▶ What the task asks: Gather all lines in the entries below that include the word "date".

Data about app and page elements
- - - - -
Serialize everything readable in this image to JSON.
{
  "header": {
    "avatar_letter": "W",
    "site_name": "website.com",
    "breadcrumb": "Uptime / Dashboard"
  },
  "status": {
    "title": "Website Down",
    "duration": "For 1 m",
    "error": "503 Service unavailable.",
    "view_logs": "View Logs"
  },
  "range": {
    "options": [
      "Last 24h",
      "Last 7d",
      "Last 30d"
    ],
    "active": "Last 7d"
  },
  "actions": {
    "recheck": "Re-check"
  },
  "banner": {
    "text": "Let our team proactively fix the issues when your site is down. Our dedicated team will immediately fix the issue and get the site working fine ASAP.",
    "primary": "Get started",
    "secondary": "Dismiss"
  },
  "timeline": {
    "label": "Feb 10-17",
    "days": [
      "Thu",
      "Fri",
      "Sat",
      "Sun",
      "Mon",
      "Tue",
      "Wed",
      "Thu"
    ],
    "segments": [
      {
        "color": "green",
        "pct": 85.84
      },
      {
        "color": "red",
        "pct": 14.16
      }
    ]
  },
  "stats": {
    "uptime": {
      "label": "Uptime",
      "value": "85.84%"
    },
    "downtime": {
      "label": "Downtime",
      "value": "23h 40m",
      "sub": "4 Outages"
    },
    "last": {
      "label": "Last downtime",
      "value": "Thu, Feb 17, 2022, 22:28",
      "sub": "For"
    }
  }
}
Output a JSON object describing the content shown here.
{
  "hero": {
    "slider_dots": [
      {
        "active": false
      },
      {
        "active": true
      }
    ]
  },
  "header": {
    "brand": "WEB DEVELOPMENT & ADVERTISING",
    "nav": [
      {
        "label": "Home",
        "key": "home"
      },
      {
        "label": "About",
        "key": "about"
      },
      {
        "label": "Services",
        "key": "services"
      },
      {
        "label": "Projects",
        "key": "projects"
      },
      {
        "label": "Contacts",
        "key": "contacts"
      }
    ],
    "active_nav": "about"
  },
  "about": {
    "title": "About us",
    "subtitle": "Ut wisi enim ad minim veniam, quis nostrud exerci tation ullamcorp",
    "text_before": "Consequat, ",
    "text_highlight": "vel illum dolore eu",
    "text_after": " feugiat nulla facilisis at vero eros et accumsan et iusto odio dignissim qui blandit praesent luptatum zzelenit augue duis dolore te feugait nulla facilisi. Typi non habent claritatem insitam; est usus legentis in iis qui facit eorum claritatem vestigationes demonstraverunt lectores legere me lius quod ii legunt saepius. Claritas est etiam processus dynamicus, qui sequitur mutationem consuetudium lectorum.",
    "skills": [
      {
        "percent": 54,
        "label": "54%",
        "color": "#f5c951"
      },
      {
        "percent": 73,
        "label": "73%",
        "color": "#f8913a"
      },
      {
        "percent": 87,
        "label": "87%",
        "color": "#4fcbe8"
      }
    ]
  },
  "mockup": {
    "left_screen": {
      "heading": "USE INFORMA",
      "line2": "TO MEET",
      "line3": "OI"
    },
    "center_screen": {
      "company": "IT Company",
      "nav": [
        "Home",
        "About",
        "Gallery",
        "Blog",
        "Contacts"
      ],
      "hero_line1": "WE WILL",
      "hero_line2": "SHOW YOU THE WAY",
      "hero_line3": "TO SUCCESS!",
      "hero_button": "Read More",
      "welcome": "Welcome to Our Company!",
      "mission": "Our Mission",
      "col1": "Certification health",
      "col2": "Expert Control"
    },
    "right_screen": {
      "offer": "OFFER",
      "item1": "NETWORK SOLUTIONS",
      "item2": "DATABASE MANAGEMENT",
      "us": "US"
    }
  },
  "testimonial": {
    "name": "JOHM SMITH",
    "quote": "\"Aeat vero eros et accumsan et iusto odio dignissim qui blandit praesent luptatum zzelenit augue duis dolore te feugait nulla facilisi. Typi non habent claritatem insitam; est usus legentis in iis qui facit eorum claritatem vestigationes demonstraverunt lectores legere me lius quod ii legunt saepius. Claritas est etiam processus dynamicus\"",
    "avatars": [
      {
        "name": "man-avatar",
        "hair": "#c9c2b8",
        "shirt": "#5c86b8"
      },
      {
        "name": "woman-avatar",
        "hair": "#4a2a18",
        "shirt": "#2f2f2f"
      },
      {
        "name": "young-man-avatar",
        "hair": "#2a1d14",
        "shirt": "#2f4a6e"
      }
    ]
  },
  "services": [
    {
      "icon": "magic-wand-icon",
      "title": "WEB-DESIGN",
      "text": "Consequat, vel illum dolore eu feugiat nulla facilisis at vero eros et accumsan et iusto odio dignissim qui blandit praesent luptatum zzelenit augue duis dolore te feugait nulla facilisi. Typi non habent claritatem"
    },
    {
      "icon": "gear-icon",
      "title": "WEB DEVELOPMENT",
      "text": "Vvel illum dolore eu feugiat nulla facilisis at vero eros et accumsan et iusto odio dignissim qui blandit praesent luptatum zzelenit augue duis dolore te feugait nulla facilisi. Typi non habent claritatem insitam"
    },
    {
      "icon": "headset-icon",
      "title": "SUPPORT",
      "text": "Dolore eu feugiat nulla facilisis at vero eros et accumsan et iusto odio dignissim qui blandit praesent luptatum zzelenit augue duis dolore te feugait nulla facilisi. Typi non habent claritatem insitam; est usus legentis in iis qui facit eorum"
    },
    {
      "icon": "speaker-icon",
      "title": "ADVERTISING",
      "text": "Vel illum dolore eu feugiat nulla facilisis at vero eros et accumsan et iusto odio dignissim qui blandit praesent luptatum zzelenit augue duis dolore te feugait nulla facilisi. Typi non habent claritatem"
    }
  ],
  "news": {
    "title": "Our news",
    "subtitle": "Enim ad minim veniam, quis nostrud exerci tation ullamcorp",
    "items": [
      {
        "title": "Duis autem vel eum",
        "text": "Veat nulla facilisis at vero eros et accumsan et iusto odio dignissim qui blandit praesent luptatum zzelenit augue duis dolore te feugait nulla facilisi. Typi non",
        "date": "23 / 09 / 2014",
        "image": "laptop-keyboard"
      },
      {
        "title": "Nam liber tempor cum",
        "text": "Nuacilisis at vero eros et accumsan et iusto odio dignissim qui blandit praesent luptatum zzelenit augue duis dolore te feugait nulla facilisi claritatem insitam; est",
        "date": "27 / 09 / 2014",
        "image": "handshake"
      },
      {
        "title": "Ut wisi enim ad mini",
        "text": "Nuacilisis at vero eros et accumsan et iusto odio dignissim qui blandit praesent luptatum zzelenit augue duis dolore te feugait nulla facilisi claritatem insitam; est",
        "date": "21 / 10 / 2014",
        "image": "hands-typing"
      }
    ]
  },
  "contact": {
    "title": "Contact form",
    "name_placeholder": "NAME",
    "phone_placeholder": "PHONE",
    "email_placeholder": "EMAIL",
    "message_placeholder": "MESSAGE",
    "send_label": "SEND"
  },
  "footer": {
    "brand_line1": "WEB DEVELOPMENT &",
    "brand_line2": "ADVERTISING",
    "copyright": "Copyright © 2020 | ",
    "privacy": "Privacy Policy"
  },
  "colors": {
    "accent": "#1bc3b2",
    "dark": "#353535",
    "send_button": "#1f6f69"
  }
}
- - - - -
▶ Solution for this exercise:
        "date": "23 / 09 / 2014",
        "date": "27 / 09 / 2014",
        "date": "21 / 10 / 2014",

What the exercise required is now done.